  • Hence, the Repatriation of Prisoners Act, 2003 was enacted. For achieving the objectives of the Act, a Treaty/Agreement is required to be signed with countries having mutual interest with India and later to the notified in the Official Gazette.
  • The Government of India has so far signed bilateral Agreements on Transfer of Sentenced Persons with countries including United Kingdom, Mauritius, Bulgaria, France, Egypt, Sri Lanka, Cambodia, South Korea, Saudi Arabia and Bangladesh. So far total 65 prisoners have been exchanged, out of which 55 were Indians.

Sources: pib.


 

Paper 3 Topic: Indian Economy and issues relating to planning, mobilization of resources, growth, development and employment.

 

CBDT signs 5 Unilateral APAs

 

The Central Board of Direct Taxes (CBDT), Department of Revenue, Ministry of Finance has entered into five (5) Unilateral Advance Pricing Agreements (APAs) with Indian taxpayers.

 

Key facts:

  • The Agreements cover a range of international transactions, including sale of finished goods, purchase of raw materials, software development services, IT enabled services, exports and interest payment.
  • The Agreements provide certainty to the taxpayers for 5 years with regard to the covered international transactions.
  • With this, the total number of APAs signed so far has reached 108. These include 4 bilateral APAs and 104 unilateral APAs since 2013-14. Of these, 44 APAs have been concluded in 7 months of the current Financial Year itself.

 

Background:

The APA Scheme was introduced in the Income-tax Act in 2012 and the Rollback provisions were introduced in 2014. The Scheme endeavours to provide certainty to taxpayers in the domain of transfer pricing by specifying the methods of pricing and determining the arm’s length price of international transactions in advance for a maximum period of five future years. Further, the taxpayer has the option to roll-back the APA for four preceding years. Since its inception, the APA scheme has attracted tremendous interest among Multinational Enterprises (MNEs) and more than 700 applications (both unilateral and bilateral) have been filed in just four years.

Sources: pib.


 

Paper 2 Topic: Effect of policies and politics of developed and developing countries on India’s interests, Indian diaspora.

 

Russia to destroy all of its chemical weapons by end of 2017

 

Russia has indicated that it will destroy all of its chemical weapons by the end of next year – a year earlier than previously announced.

 

Background:

Russia had to build several plants in the past two decades to dispose of the world’s largest chemical weapons arsenal. As a signatory of the international Chemical Weapons Convention, Russia already has destroyed about 93% of its chemical weapons.

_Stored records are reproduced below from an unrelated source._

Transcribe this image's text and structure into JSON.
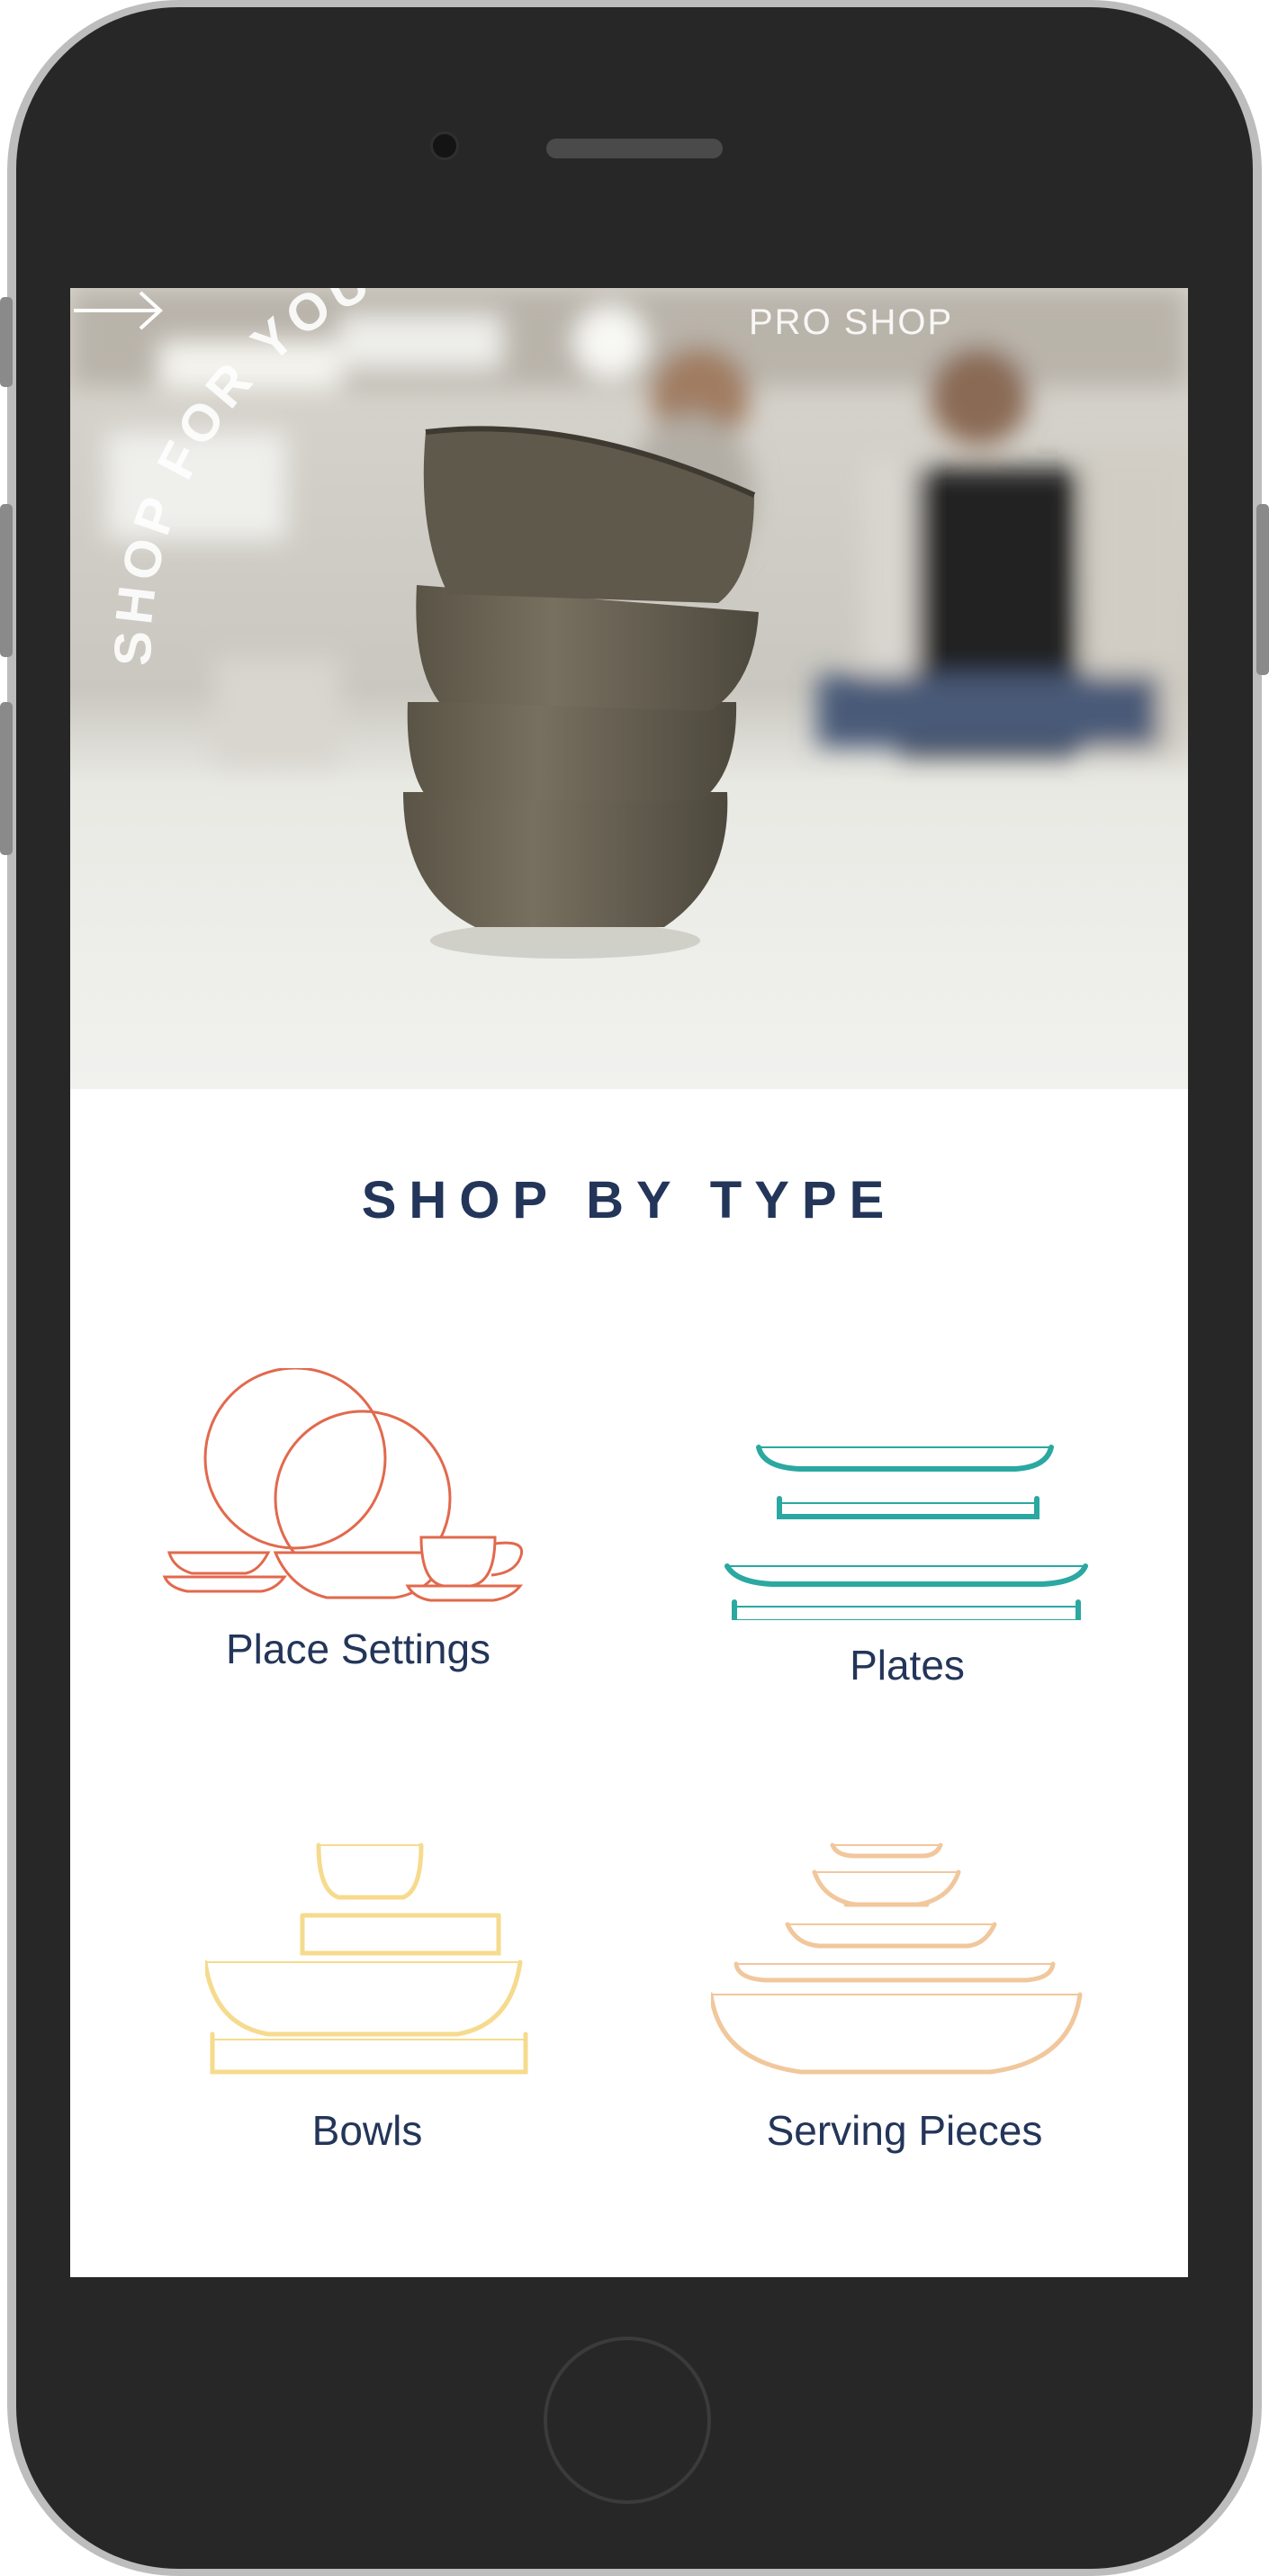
{
  "hero": {
    "curved_text": "SHOP FOR YOUR",
    "pro_shop_label": "PRO SHOP",
    "arrow_icon": "arrow-right-icon"
  },
  "section": {
    "title": "SHOP BY TYPE"
  },
  "categories": [
    {
      "label": "Place Settings",
      "icon": "place-settings-icon",
      "color": "#E2694D"
    },
    {
      "label": "Plates",
      "icon": "plates-icon",
      "color": "#2AA8A1"
    },
    {
      "label": "Bowls",
      "icon": "bowls-icon",
      "color": "#F6DB8E"
    },
    {
      "label": "Serving Pieces",
      "icon": "serving-pieces-icon",
      "color": "#F1C79C"
    }
  ],
  "colors": {
    "title": "#233559",
    "phone_body": "#272727"
  }
}
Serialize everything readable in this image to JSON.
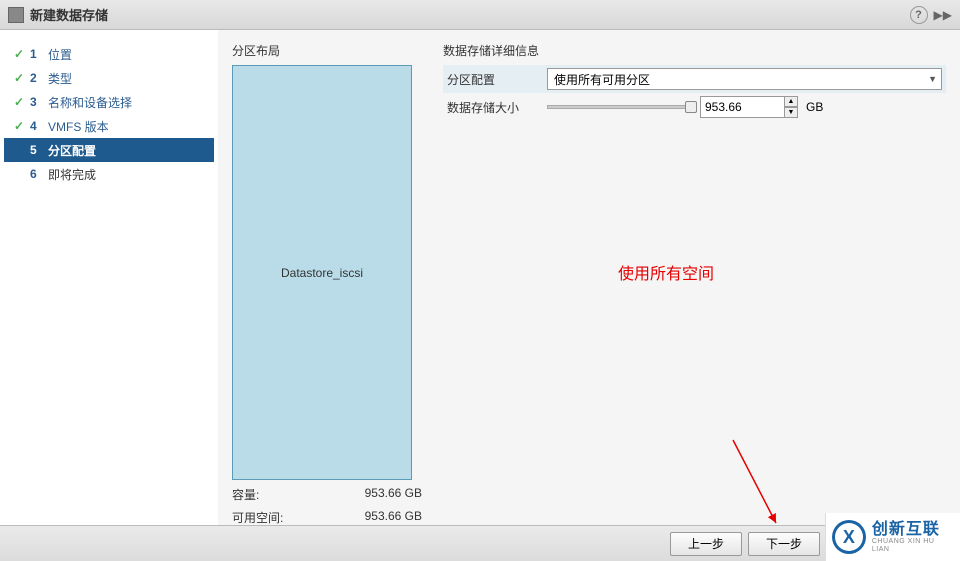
{
  "title": "新建数据存储",
  "steps": [
    {
      "num": "1",
      "label": "位置",
      "status": "completed"
    },
    {
      "num": "2",
      "label": "类型",
      "status": "completed"
    },
    {
      "num": "3",
      "label": "名称和设备选择",
      "status": "completed"
    },
    {
      "num": "4",
      "label": "VMFS 版本",
      "status": "completed"
    },
    {
      "num": "5",
      "label": "分区配置",
      "status": "current"
    },
    {
      "num": "6",
      "label": "即将完成",
      "status": "future"
    }
  ],
  "layout": {
    "title": "分区布局",
    "datastore_name": "Datastore_iscsi",
    "capacity_label": "容量:",
    "capacity_value": "953.66 GB",
    "free_label": "可用空间:",
    "free_value": "953.66 GB"
  },
  "details": {
    "title": "数据存储详细信息",
    "partition_config_label": "分区配置",
    "partition_config_value": "使用所有可用分区",
    "size_label": "数据存储大小",
    "size_value": "953.66",
    "size_unit": "GB"
  },
  "annotation": "使用所有空间",
  "buttons": {
    "back": "上一步",
    "next": "下一步"
  },
  "watermark": {
    "cn": "创新互联",
    "en": "CHUANG XIN HU LIAN"
  }
}
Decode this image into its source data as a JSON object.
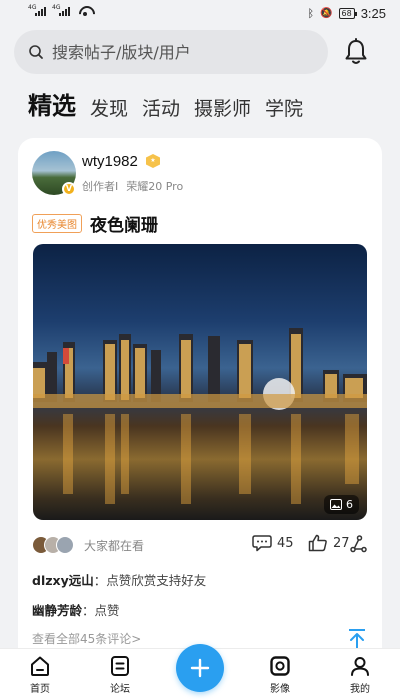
{
  "status_bar": {
    "signal1": "4G",
    "signal2": "4G",
    "battery": "68",
    "time": "3:25"
  },
  "search": {
    "placeholder": "搜索帖子/版块/用户"
  },
  "tabs": [
    {
      "label": "精选",
      "active": true
    },
    {
      "label": "发现",
      "active": false
    },
    {
      "label": "活动",
      "active": false
    },
    {
      "label": "摄影师",
      "active": false
    },
    {
      "label": "学院",
      "active": false
    }
  ],
  "post": {
    "username": "wty1982",
    "role": "创作者I",
    "device": "荣耀20 Pro",
    "tag": "优秀美图",
    "title": "夜色阑珊",
    "image_count": "6",
    "watching_text": "大家都在看",
    "comments_count": "45",
    "likes_count": "27"
  },
  "comments": [
    {
      "user": "dlzxy远山",
      "text": "点赞欣赏支持好友"
    },
    {
      "user": "幽静芳龄",
      "text": "点赞"
    }
  ],
  "view_all": "查看全部45条评论>",
  "bottom_nav": [
    {
      "label": "首页",
      "icon": "home-icon"
    },
    {
      "label": "论坛",
      "icon": "forum-icon"
    },
    {
      "label": "",
      "icon": "plus-icon"
    },
    {
      "label": "影像",
      "icon": "camera-icon"
    },
    {
      "label": "我的",
      "icon": "profile-icon"
    }
  ],
  "colors": {
    "accent": "#2a9ff0",
    "tag": "#e8862c",
    "badge": "#f2b11c"
  }
}
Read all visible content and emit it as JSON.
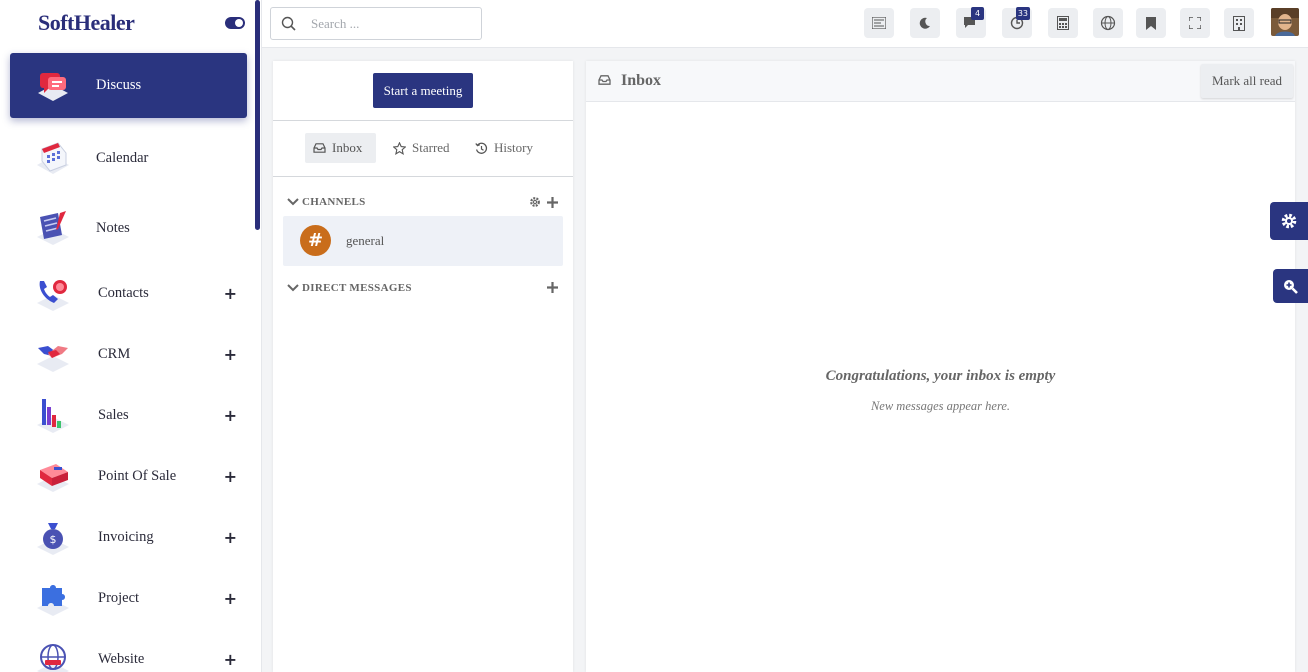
{
  "brand": "SoftHealer",
  "sidebar": {
    "items": [
      {
        "label": "Discuss",
        "has_plus": false
      },
      {
        "label": "Calendar",
        "has_plus": false
      },
      {
        "label": "Notes",
        "has_plus": false
      },
      {
        "label": "Contacts",
        "has_plus": true
      },
      {
        "label": "CRM",
        "has_plus": true
      },
      {
        "label": "Sales",
        "has_plus": true
      },
      {
        "label": "Point Of Sale",
        "has_plus": true
      },
      {
        "label": "Invoicing",
        "has_plus": true
      },
      {
        "label": "Project",
        "has_plus": true
      },
      {
        "label": "Website",
        "has_plus": true
      }
    ],
    "plus_symbol": "+"
  },
  "topbar": {
    "search_placeholder": "Search ...",
    "messages_badge": "4",
    "activity_badge": "33"
  },
  "discuss": {
    "start_meeting": "Start a meeting",
    "tabs": [
      "Inbox",
      "Starred",
      "History"
    ],
    "channels_header": "CHANNELS",
    "channels": [
      {
        "name": "general",
        "avatar": "#"
      }
    ],
    "dm_header": "DIRECT MESSAGES"
  },
  "main": {
    "title": "Inbox",
    "mark_all_read": "Mark all read",
    "empty_title": "Congratulations, your inbox is empty",
    "empty_subtitle": "New messages appear here."
  },
  "colors": {
    "primary": "#2a3580",
    "channel_avatar": "#c96d1b"
  }
}
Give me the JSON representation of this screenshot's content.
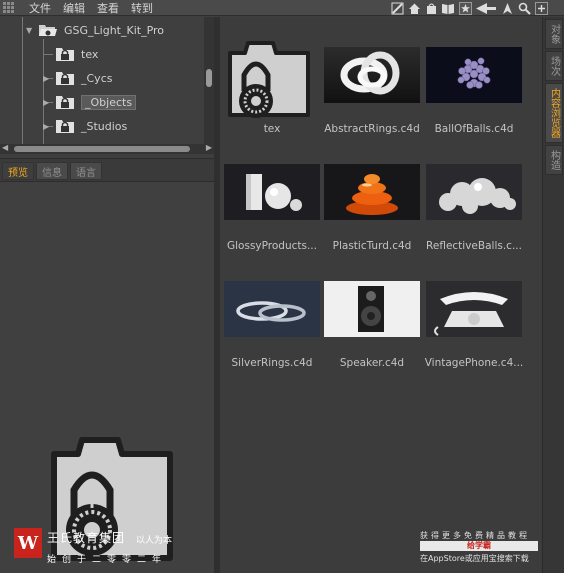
{
  "menu": {
    "items": [
      "文件",
      "编辑",
      "查看",
      "转到"
    ]
  },
  "toolbar": {
    "icons": [
      "edit-icon",
      "home-icon",
      "bag-icon",
      "book-icon",
      "star-icon",
      "back-arrow-icon",
      "cursor-icon",
      "search-icon",
      "add-icon"
    ]
  },
  "tree": {
    "root": "GSG_Light_Kit_Pro",
    "children": [
      "tex",
      "_Cycs",
      "_Objects",
      "_Studios"
    ],
    "selected": "_Objects"
  },
  "preview_tabs": [
    "预览",
    "信息",
    "语言"
  ],
  "browser": {
    "items": [
      {
        "name": "tex",
        "kind": "folder"
      },
      {
        "name": "AbstractRings.c4d",
        "kind": "rings"
      },
      {
        "name": "BallOfBalls.c4d",
        "kind": "ballofballs"
      },
      {
        "name": "GlossyProducts...",
        "kind": "glossy"
      },
      {
        "name": "PlasticTurd.c4d",
        "kind": "turd"
      },
      {
        "name": "ReflectiveBalls.c...",
        "kind": "reflective"
      },
      {
        "name": "SilverRings.c4d",
        "kind": "silverrings"
      },
      {
        "name": "Speaker.c4d",
        "kind": "speaker"
      },
      {
        "name": "VintagePhone.c4...",
        "kind": "phone"
      }
    ]
  },
  "right_tabs": [
    "对象",
    "场次",
    "内容浏览器",
    "构造"
  ],
  "right_tabs_active": "内容浏览器",
  "watermark": {
    "logo_letter": "W",
    "company": "王氏教育集团",
    "slogan": "以人为本",
    "founded": "始创于二零零二年",
    "right_line1": "获得更多免费精品教程",
    "right_line2": "给学霸",
    "right_line3": "在AppStore或应用宝搜索下载"
  },
  "colors": {
    "accent": "#f0a820",
    "background": "#3e3e3e",
    "brand_red": "#c8231c"
  }
}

In 1993, when Russia signed the CWC, the country declared that it possessed 40,000 tons of toxic chemicals.

 

About the international Chemical Weapons Convention:

The Chemical Weapons Convention (CWC) is a multilateral treaty that bans chemical weapons and requires their destruction within a specified period of time.

  • CWC negotiations started in 1980 in the UN Conference on Disarmament. The convention opened for signature on January 13, 1993, and entered into force on April 29, 1997.
  • The CWC is implemented by the Organization for the Prohibition of Chemical Weapons (OPCW), which is headquartered in The Hague.
  • The OPCW receives states-parties’ declarations detailing chemical weapons-related activities or materials and relevant industrial activities. After receiving declarations, the OPCW inspects and monitors states-parties’ facilities and activities that are relevant to the convention, to ensure compliance.
  • The CWC is open to all nations and currently has 192 states-parties. Israel has signed but has yet to ratify the convention. A key non-signatory includes North Korea.

 

The Chemical Weapons Convention prohibits:

  • Developing, producing, acquiring, stockpiling, or retaining chemical weapons.
  • The direct or indirect transfer of chemical weapons.
  • Chemical weapons use or military preparation for use.
  • Assisting, encouraging, or inducing other states to engage in CWC-prohibited activity.
  • The use of riot control agents “as a method of warfare.”

Sources: the hindu.